Asheville Watchdog reporter Sally Kestin’s multi-part series Equity Erased was honored with a “Best Investigative Journalism” award Wednesday night by the national Institute for Nonprofit News.
The series, which is continuing, documents how Buncombe County homeowners lost years and sometimes generations of equity to Asheville real estate investor Robert Perry Tucker II and his associates.
As a result of Kestin’s investigations, Lisa K. Roberts, a Tucker associate, was arrested and charged with 41 felony fraud and forgery counts. Roberts’s Asheville attorney, Ile O. Adaramola, was also arrested and charged with six felony notary fraud charges. Their cases are pending.
The Watchdog series prompted investigations by the North Carolina Secretary of State and the North Carolina Attorney General. It also focused legislative attention on an obscure law in North Carolina that allows investors to force the sale of vulnerable properties and buy them at significantly below market value.
The Institute for Nonprofit News supports more than 400 independent news organizations across the U.S. whose members “tell stories that otherwise would go untold.”
In awarding the “Best Investigative Journalism” prize, INN judges wrote: “With just two years of operation and no paid employees, the Asheville Watchdog produced a series investigating how numerous vulnerable homeowners – many of them Black and/or elderly – lost their homes to a local attorney/investor and his associates. The work led to the arrest of a central figure in the scheme, along with her lawyer, on felony charges, and the return of some of the properties.”
Kestin’s reporting took over a year and involved more than 100 interviews, dozens of trips to the courthouse, countless hours analyzing real estate records and other documents, and “driving all over the county to knock on doors and catch people at home including on Sunday mornings,” Kestin said. “If the Watchdog reimbursed for mileage, our bank account would be empty.”
Kestin’s Equity Erased series earlier took the top prize for Public Service Journalism among online publications in the North Carolina Press Association’s 2022 annual awards.

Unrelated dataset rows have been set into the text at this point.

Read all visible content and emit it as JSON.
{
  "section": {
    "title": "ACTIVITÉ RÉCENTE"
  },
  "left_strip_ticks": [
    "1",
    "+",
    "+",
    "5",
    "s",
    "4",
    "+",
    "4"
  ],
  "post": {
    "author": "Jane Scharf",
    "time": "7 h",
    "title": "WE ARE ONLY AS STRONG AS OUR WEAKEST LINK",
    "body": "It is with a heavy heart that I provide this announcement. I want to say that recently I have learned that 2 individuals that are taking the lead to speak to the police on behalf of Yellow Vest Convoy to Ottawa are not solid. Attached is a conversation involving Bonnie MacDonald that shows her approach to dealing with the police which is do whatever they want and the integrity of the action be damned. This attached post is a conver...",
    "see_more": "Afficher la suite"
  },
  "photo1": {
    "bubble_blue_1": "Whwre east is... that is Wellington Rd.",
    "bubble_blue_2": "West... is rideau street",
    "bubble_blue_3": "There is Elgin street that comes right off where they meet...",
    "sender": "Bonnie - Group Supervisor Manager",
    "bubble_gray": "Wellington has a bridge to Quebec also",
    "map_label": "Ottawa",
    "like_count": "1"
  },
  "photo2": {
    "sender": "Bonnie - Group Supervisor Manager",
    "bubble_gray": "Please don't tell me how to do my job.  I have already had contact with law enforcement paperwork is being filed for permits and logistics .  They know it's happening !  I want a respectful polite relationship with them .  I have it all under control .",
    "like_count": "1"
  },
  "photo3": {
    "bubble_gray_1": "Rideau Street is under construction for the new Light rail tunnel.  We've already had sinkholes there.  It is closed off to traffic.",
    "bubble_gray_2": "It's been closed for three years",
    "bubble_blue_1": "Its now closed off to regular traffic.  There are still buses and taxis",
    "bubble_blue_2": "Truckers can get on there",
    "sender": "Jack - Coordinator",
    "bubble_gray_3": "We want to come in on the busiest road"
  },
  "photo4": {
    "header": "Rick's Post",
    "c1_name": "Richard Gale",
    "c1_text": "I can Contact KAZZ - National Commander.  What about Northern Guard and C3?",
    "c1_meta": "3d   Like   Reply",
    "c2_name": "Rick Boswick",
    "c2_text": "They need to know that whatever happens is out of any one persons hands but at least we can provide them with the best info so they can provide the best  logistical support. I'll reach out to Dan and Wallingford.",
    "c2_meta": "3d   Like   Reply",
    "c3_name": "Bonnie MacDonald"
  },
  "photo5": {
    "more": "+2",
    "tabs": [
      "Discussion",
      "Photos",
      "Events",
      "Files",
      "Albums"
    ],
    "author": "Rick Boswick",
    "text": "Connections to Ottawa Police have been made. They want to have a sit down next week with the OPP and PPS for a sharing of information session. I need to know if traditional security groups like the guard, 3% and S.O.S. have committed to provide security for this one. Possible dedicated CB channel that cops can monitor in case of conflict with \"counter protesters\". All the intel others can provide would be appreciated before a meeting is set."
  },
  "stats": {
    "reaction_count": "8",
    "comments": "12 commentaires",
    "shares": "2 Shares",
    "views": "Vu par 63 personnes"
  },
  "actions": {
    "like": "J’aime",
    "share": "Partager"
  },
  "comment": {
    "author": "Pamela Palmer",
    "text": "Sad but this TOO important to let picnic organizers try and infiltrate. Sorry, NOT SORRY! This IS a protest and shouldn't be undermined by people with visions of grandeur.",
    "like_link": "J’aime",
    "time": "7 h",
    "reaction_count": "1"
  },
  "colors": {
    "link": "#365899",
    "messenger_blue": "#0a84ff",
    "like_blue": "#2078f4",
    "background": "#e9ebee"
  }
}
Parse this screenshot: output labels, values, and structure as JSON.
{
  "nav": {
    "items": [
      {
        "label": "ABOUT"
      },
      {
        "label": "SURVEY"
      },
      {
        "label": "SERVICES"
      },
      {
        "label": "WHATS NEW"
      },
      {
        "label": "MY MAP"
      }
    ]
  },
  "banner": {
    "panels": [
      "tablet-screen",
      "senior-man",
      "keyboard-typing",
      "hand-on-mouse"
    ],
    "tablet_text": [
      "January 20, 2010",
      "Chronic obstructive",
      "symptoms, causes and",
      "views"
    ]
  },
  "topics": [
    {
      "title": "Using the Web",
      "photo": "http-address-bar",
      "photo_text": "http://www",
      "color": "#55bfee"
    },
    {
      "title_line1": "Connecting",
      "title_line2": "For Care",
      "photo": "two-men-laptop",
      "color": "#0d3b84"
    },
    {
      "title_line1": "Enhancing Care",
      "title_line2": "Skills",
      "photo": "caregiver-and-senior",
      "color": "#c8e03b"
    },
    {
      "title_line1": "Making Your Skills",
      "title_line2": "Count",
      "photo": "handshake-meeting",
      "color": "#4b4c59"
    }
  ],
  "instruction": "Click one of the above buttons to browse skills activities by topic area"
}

The NCPA’s Public Service Award “recognizes a distinguished example of meritorious public service of a newspaper to its local community reflecting exceptional courage or enterprise.”
The series also won a National Headliner Award, one of two North Carolina news organizations — the other was the Charlotte Observer — honored for investigative reporting. The Headliner Awards, founded in 1934 by the Press Club of Atlantic City, are one of the oldest and largest annual journalism contests in the country recognizing the best journalism in the U.S.
Kestin, a Pulitzer Prize winner for public service journalism, and a Pulitzer finalist for investigative reporting, co-founded Asheville Watchdog in 2020.
The Watchdog graciously thanks the Duke University School of Law’s First Amendment Clinic and Lawyers for Reporters. Without their assistance, this important series would not have been possible.
Read all of the Equity Erased series here. Some of the stories so far are: